WASHINGTON (July 2, 2004)—A recent National Geographic Kids magazine survey on the best and worst parts of summer vacation found that getting bored was kids’ least favorite part of the long summer break, followed by bug bites and missing friends from school. Topping the “best” list was going on family trips, having extra time to spend with friends and relaxing with no responsibilities.
To help kids (and parents) beat the boredom blues, the editors at National Geographic Kids magazine have identified six low-cost boredom busters that will make the summer memorable for the whole family and keep kids active, both physically and mentally.
Enjoy a family excursion — The National Geographic Kids vacation survey found family trips headed the list of kids’ favorite part about summer, and going to a “big city” was the top pick. Not everyone can visit New York or Los Angeles, but an excursion to a nearby city with museums, ethnic restaurants, zoos and other sightseeing opportunities can have a big impact on kids without costing too much. Water and theme parks are also high on everyone’s fun list, as are beaches and national parks.
Go beyond the movies — Summer movies can have even more impact with a little creative thinking. See “Spiderman-2,” then investigate some facts about real spiders and compare their traits with those of the super hero. Check out Disney’s new movie “America’s Heart and Soul,” celebrating ordinary people with extraordinary stories, and seek out local heroes in your community or within your family. Talk to your parents and grandparents and find out more about their lives. If you’re a “Harry Potter” fan, see if you can master a magic trick or two by summer’s end.
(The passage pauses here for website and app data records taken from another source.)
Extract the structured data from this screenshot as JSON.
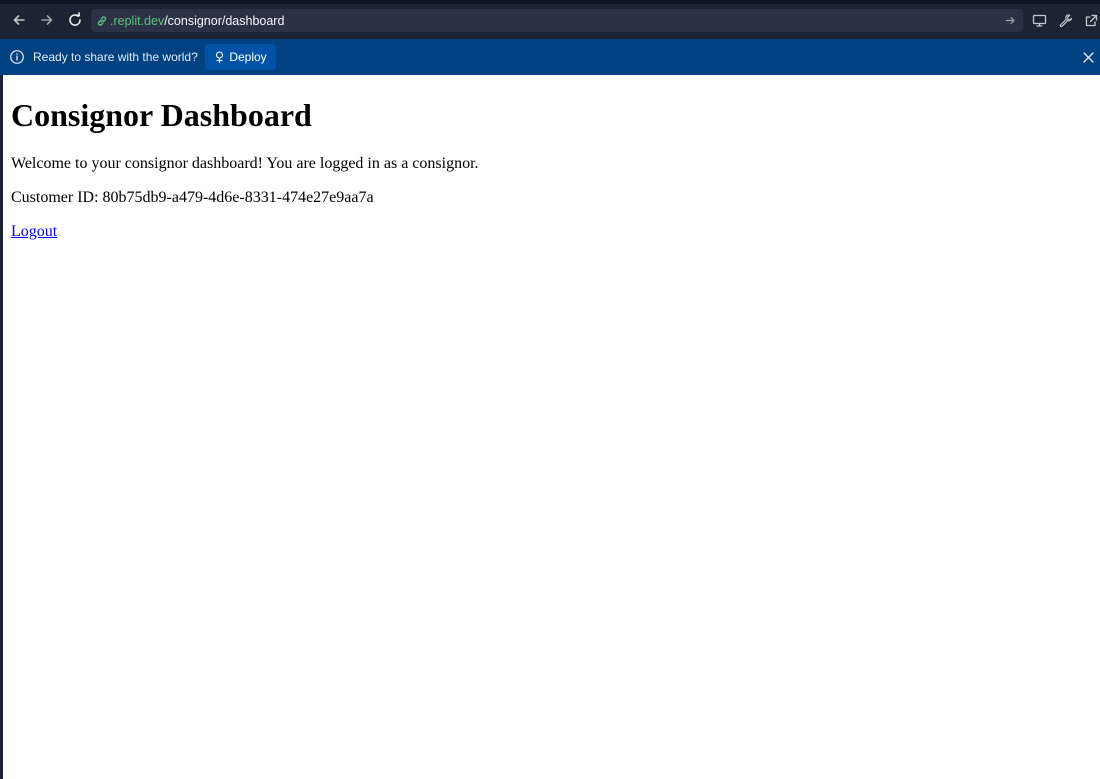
{
  "browser": {
    "url_domain": ".replit.dev",
    "url_path": "/consignor/dashboard",
    "icons": {
      "back": "arrow-left-icon",
      "forward": "arrow-right-icon",
      "reload": "reload-icon",
      "link": "link-icon",
      "go": "arrow-right-icon",
      "devices": "monitor-icon",
      "devtools": "wrench-icon",
      "open_external": "external-link-icon"
    }
  },
  "banner": {
    "message": "Ready to share with the world?",
    "deploy_label": "Deploy",
    "colors": {
      "background": "#004182",
      "button": "#0053a6"
    }
  },
  "page": {
    "title": "Consignor Dashboard",
    "welcome_text": "Welcome to your consignor dashboard! You are logged in as a consignor.",
    "customer_id_text": "Customer ID: 80b75db9-a479-4d6e-8331-474e27e9aa7a",
    "logout_label": "Logout"
  }
}
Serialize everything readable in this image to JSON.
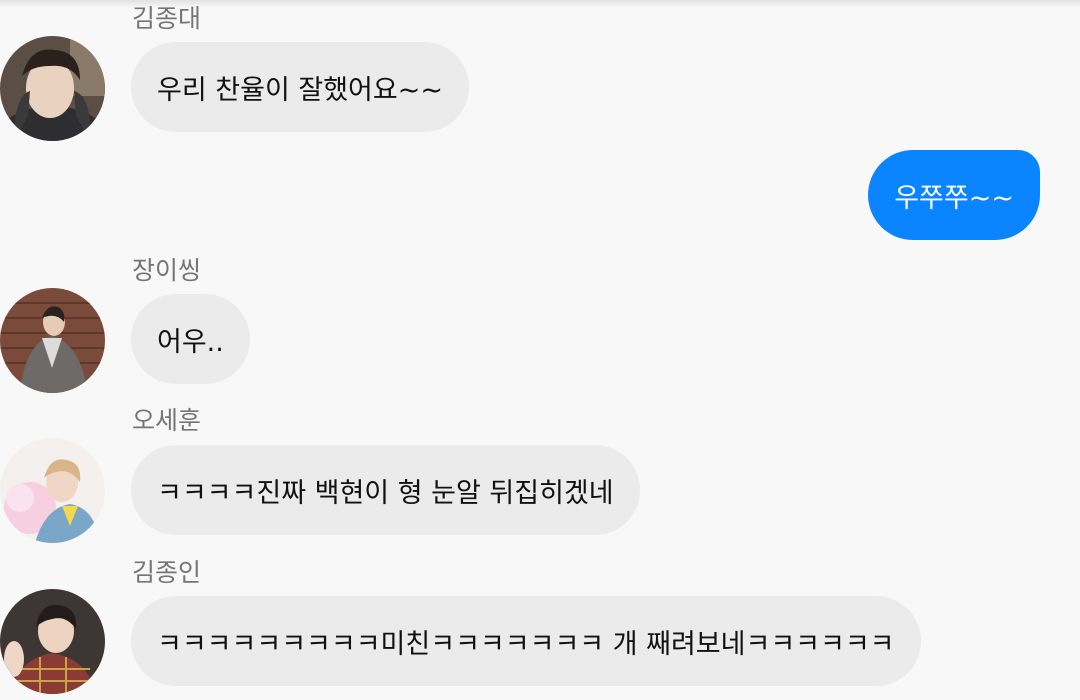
{
  "colors": {
    "background": "#f8f8f8",
    "incoming_bubble": "#ebebeb",
    "outgoing_bubble": "#0a84ff",
    "sender_name": "#757575"
  },
  "messages": [
    {
      "sender": "김종대",
      "text": "우리 찬율이 잘했어요~~",
      "direction": "incoming",
      "avatar": "avatar-photo"
    },
    {
      "sender": "",
      "text": "우쭈쭈~~",
      "direction": "outgoing"
    },
    {
      "sender": "장이씽",
      "text": "어우..",
      "direction": "incoming",
      "avatar": "avatar-photo"
    },
    {
      "sender": "오세훈",
      "text": "ㅋㅋㅋㅋ진짜 백현이 형 눈알 뒤집히겠네",
      "direction": "incoming",
      "avatar": "avatar-photo"
    },
    {
      "sender": "김종인",
      "text": "ㅋㅋㅋㅋㅋㅋㅋㅋㅋ미친ㅋㅋㅋㅋㅋㅋㅋ 개 째려보네ㅋㅋㅋㅋㅋㅋ",
      "direction": "incoming",
      "avatar": "avatar-photo"
    }
  ]
}
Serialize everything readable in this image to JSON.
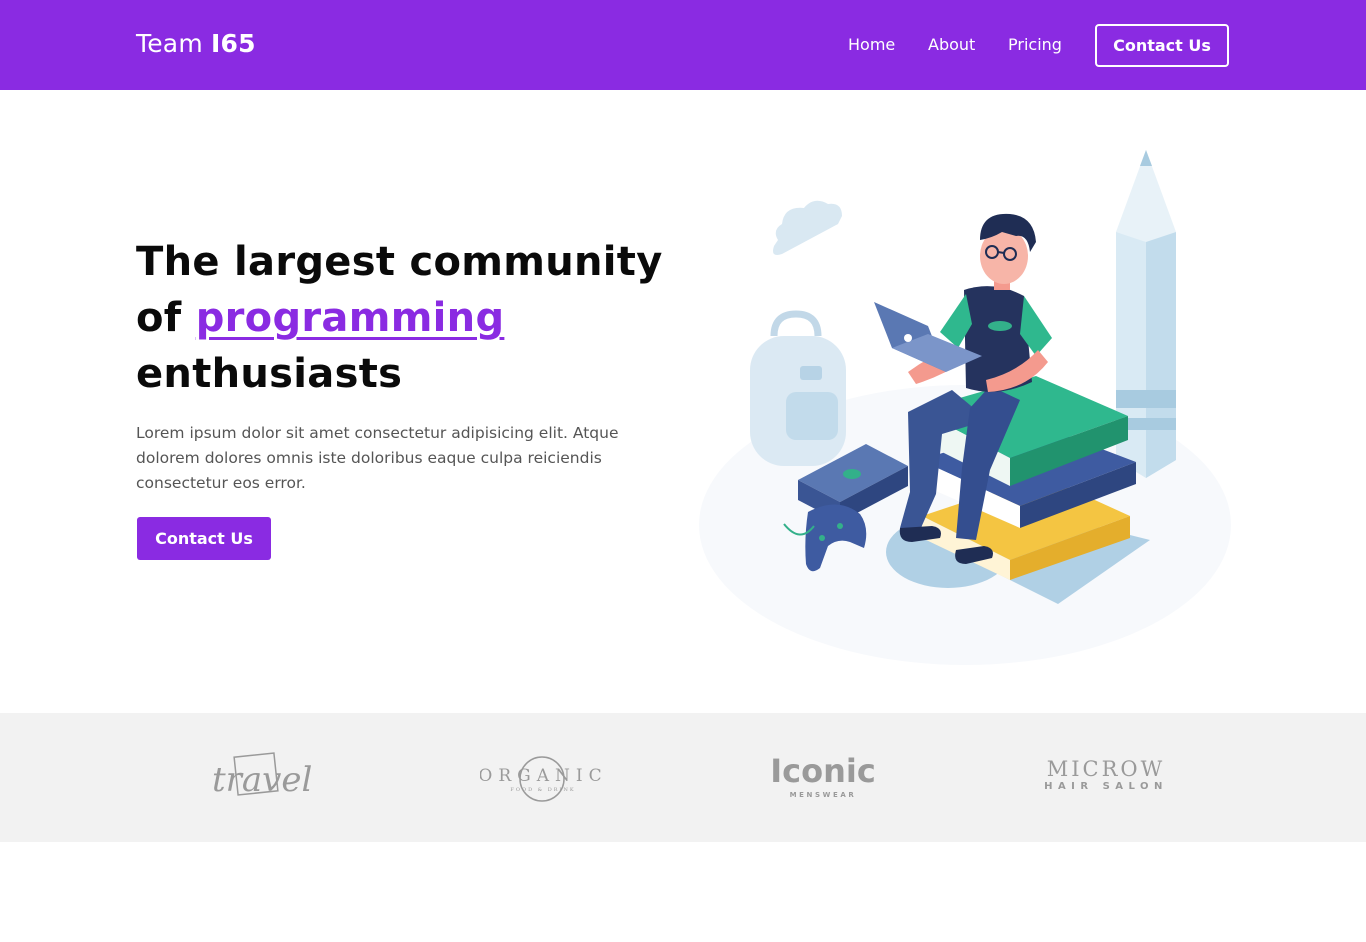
{
  "header": {
    "brand_prefix": "Team",
    "brand_suffix": "I65",
    "nav": [
      "Home",
      "About",
      "Pricing"
    ],
    "cta_label": "Contact Us",
    "background_color": "#8a2be2"
  },
  "hero": {
    "title_line1": "The largest community",
    "title_of": "of",
    "title_highlight": "programming",
    "title_line3": "enthusiasts",
    "description": "Lorem ipsum dolor sit amet consectetur adipisicing elit. Atque dolorem dolores omnis iste doloribus eaque culpa reiciendis consectetur eos error.",
    "cta_label": "Contact Us",
    "accent_color": "#8a2be2",
    "illustration_icon": "developer-on-books-illustration"
  },
  "logos": {
    "travel": {
      "name": "travel"
    },
    "organic": {
      "name": "ORGANIC",
      "tagline": "FOOD & DRINK"
    },
    "iconic": {
      "name": "Iconic",
      "tagline": "MENSWEAR"
    },
    "microw": {
      "name": "MICROW",
      "tagline": "HAIR SALON"
    }
  }
}
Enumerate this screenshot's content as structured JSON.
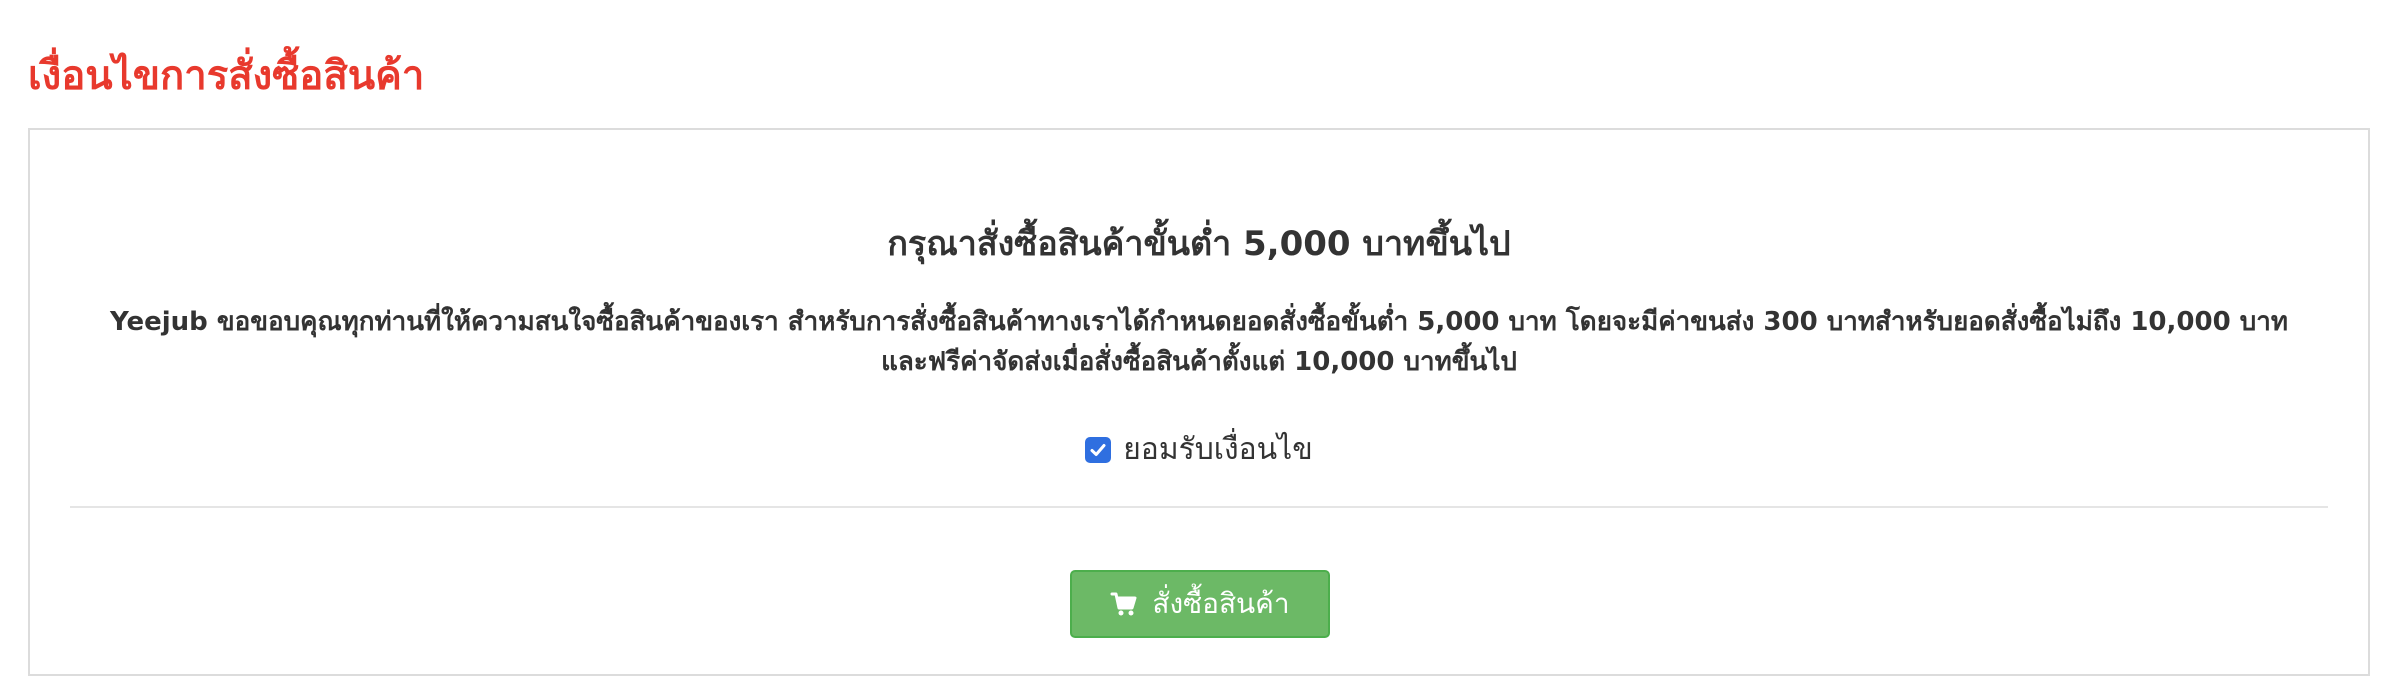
{
  "colors": {
    "title": "#e8392d",
    "text": "#333333",
    "panel_border": "#dcdcdc",
    "divider": "#e5e5e5",
    "checkbox": "#2f6fe0",
    "button_bg": "#6cb966",
    "button_border": "#4cae4c",
    "button_text": "#ffffff"
  },
  "page": {
    "title": "เงื่อนไขการสั่งซื้อสินค้า"
  },
  "panel": {
    "heading": "กรุณาสั่งซื้อสินค้าขั้นต่ำ 5,000 บาทขึ้นไป",
    "description": "Yeejub ขอขอบคุณทุกท่านที่ให้ความสนใจซื้อสินค้าของเรา สำหรับการสั่งซื้อสินค้าทางเราได้กำหนดยอดสั่งซื้อขั้นต่ำ 5,000 บาท โดยจะมีค่าขนส่ง 300 บาทสำหรับยอดสั่งซื้อไม่ถึง 10,000 บาท\nและฟรีค่าจัดส่งเมื่อสั่งซื้อสินค้าตั้งแต่ 10,000 บาทขึ้นไป",
    "consent": {
      "checked": true,
      "label": "ยอมรับเงื่อนไข",
      "icon": "checkmark-icon"
    },
    "order_button": {
      "label": "สั่งซื้อสินค้า",
      "icon": "cart-icon"
    }
  }
}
Celebrate the Olympics — The return of the Olympics to Greece (Aug. 13-29) is a great opportunity to celebrate the culture of the place that gave birth to the Olympics back in 776 B.C. Find Mount Olympus on a map, learn about the history of the early Olympics and kick off the opening ceremonies with a feast of Greek food. You can still cheer for team USA!
Make something together — Transform a boring white t-shirt with fabric paints or turn it into a tie-dye creation. Create your own fossils with plaster of Paris or clay purchased at any art/craft store. Start an herb, vegetable or flower garden. In addition to caring for your plants, you can learn how to use them to make some wonderful meals or dress the table.
Take a field trip — Contact your local chamber of commerce to find out about nearby factories or farms that feature public tours. See if your library organizes excursions, or take a day trip to a nearby nature center or museum.
Volunteer — Use some free time in the summer to lend a hand in your community. Contact churches and nonprofits about local service activities, or come up with your own great projects, like neighborhood clean-ups or helping neighbors in need.
“We know from our survey that kids want to spend more time with their parents,” said Melina Bellows, editor-in-chief of National Geographic Kids magazine. “Summer is a great time to do that, and with a little creativity and planning, it can be a special time for both parents and kids. We hope these tips help get this summer off to a great start.”
Nearly 400 members of NG Kids readers’ advisory team took part in the online survey from May 28 to June 14, in which the 7- to 14-year-olds were asked about the best and worst part of summer and preferred activities.
National Geographic Kids, a multitopic, photo-driven magazine for 6- to 14-year-olds, empowers its readers by making it fun to learn about the world. Published 10 times a year, this award-winning magazine with a circulation of 1.2 million is available by subscription for $19.95 a year and on newsstands for $3.95 a copy. Its Web site is at nationalgeographic.com/ngkids; AOL Keyword: NatGeo.